It was the fall of 2012, and Harriette and I were sitting in her living room. Her kitchen had just been certified as a gluten free commercial kitchen, and she’d brought me over her not only to show me what she was doing, but also to try to get me to listen to the message she’d been hinting at with me for months.
I saw Harriette sporadically, usually at dance weekends where her catering business, True Color Cooking, provided us delicious meals with many dietary options. Since she only saw me once in a while, Harriette was the perfect person to notice the physical changes I was going through.
The most frightening part of this was the swelling and arthritis pain in my hands. I couldn’t bend my right thumb at the first joint more than about a quarter of an inch. As a person who literally works with her hands, I had already become scared enough to go to a rheumatologist the January before.
By Christmastime I knew I couldn’t go on like this. I made an appointment with a new, highly rated rheumatologist for the beginning of February.
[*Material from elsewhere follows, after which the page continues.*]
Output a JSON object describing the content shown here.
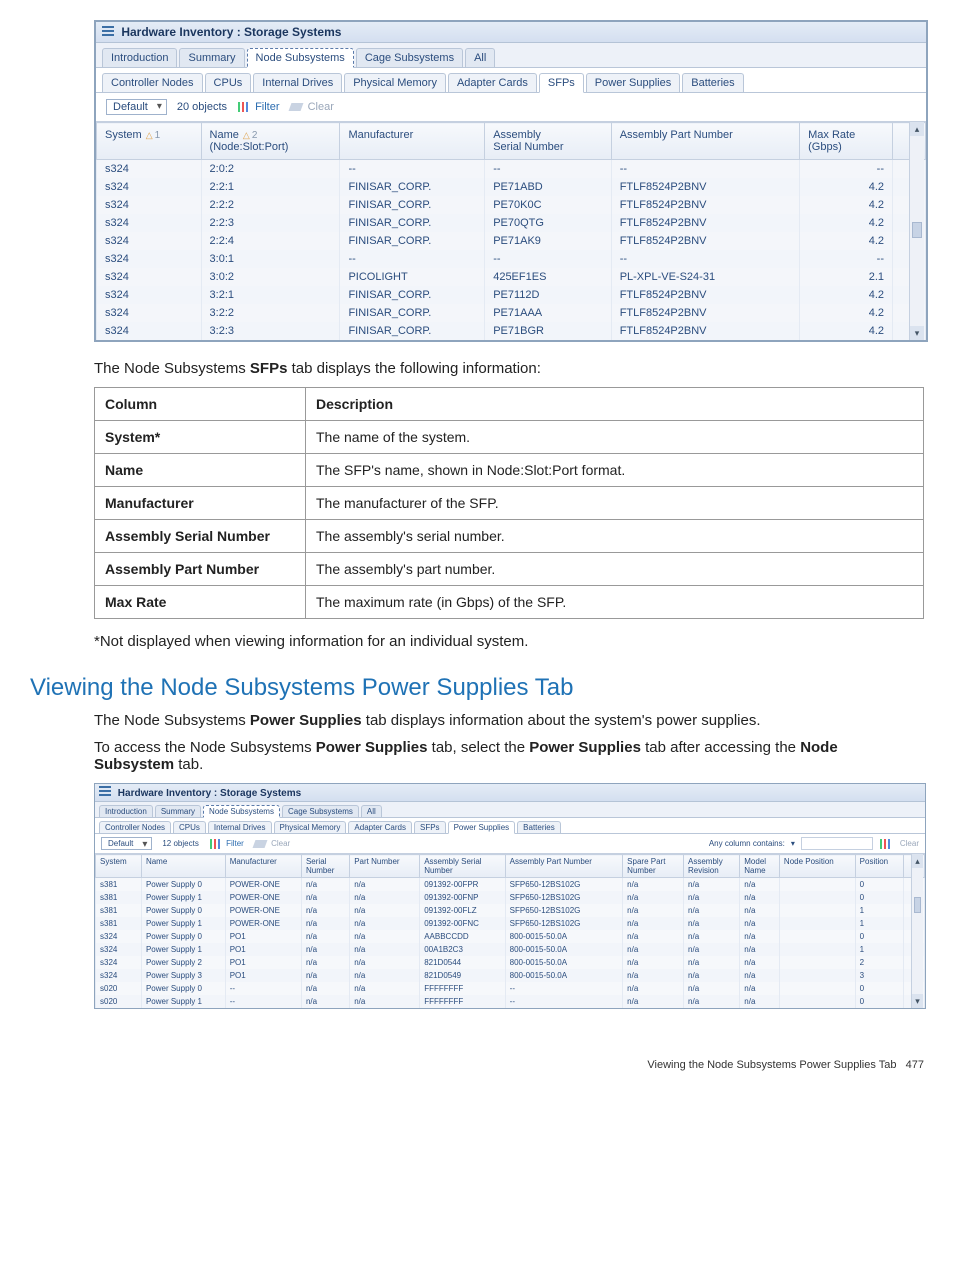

And on New Year’s Eve, bloated and sick and unable to fit in my dress I’d planned to wear, I decided that my New Year’s resolution was going to be to give up gluten.
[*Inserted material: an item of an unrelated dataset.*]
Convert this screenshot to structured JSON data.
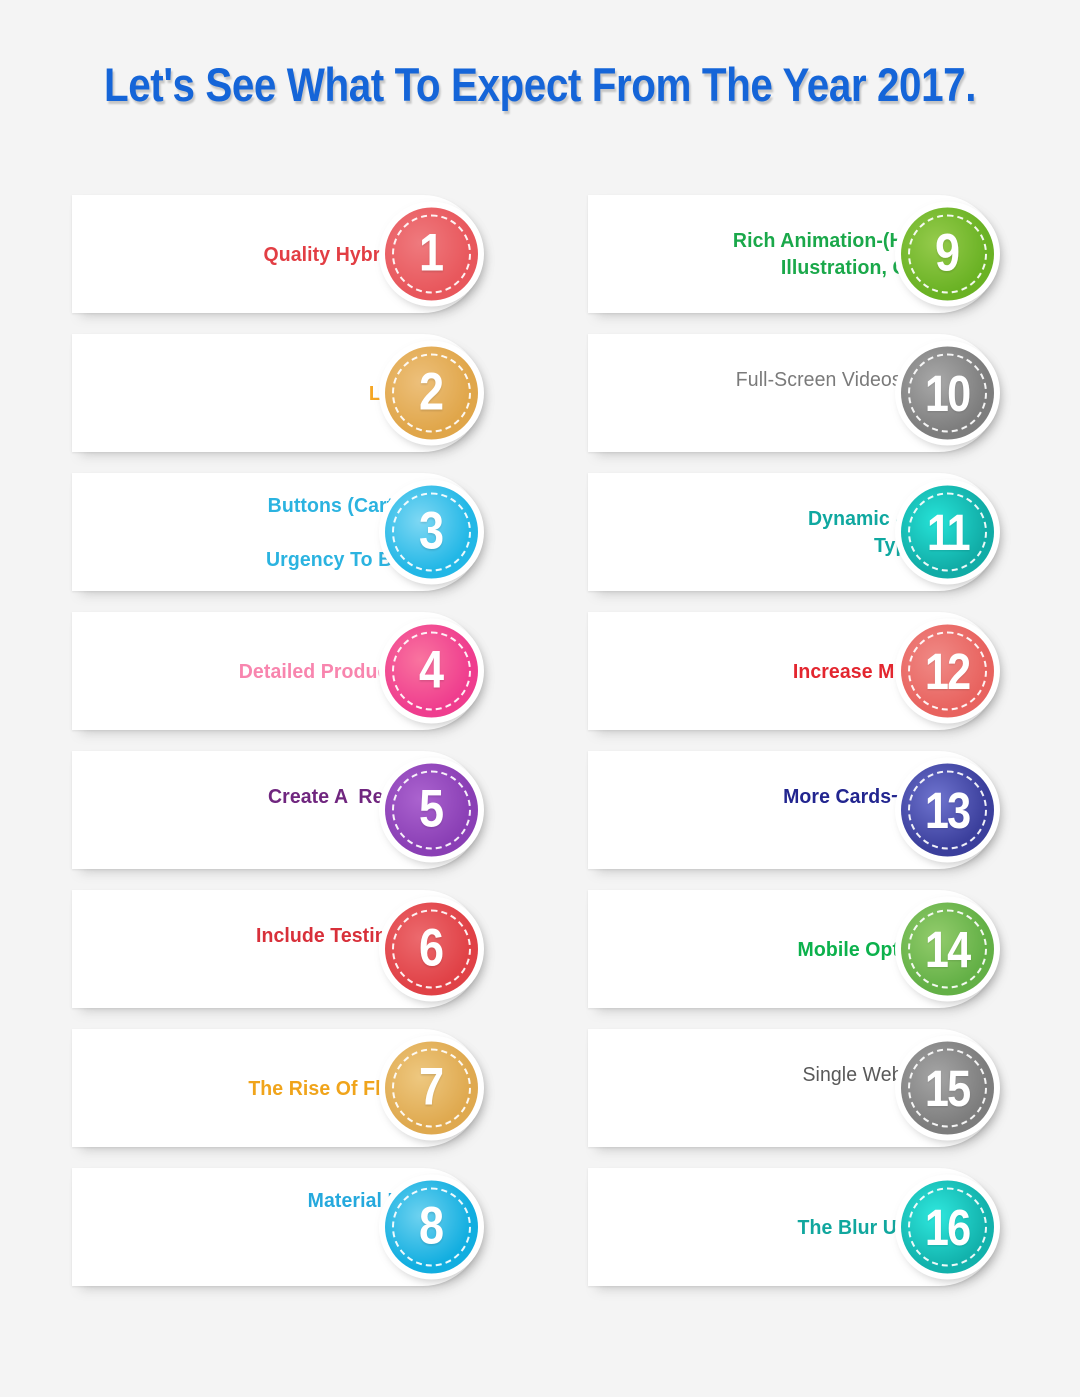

My wonderful new doctor, Teresa Lawrence-Ford, said she’d heard about gluten intolerance (that was a new thing in 2012 – it was celiac or nothing in the medical establishment) and that the only way to find out if I had celiac was to go back on all that food I’d given up and then have an endoscopy. So, I went on my “Farewell to Gluten” tour. I had Krispy Kremes, and poppyseed scones and hamentashen, and bagels, and rolls…. And within a week I was SO sick that I never wanted to eat any of them ever again.
It was a long road back to health, working with Dr Lawrence-Ford, dietary doctors and integrated medicine physicians to help cure my leaky gut and make sure I was eating what my body needed. But I now remain within my normal weight range, I feel better, and my arthritis bothers me very little.
In terms of giving up an addictive habit, I don’t think there’s anything to do other than go cold turkey, as hard and unpleasant as that is. When my body craved bread, I had to learn to find ways to pause and listen to what else my body might like to eat that would be healthier for me. I also had to learn to say “no” to myself. Now, I’ll never go back to eating wheat. We’ll probably never know if it’s gluten itself, the protein gliadin created by hybridization of wheat, or side effects of pesticides, but whatever it is, I don’t need it in my body.
My healing here was both physical and mental. I wasn’t crazy, I was really sick. I had to be my own body detective to figure it out, and then find the right doctors to help me. I will always be grateful to Harriette for opening up my eyes and suggesting what turned out to be my solution.
Have you had to address habits that are harming you?
How did you do it?
Have you considered becoming your own “Body Detective?”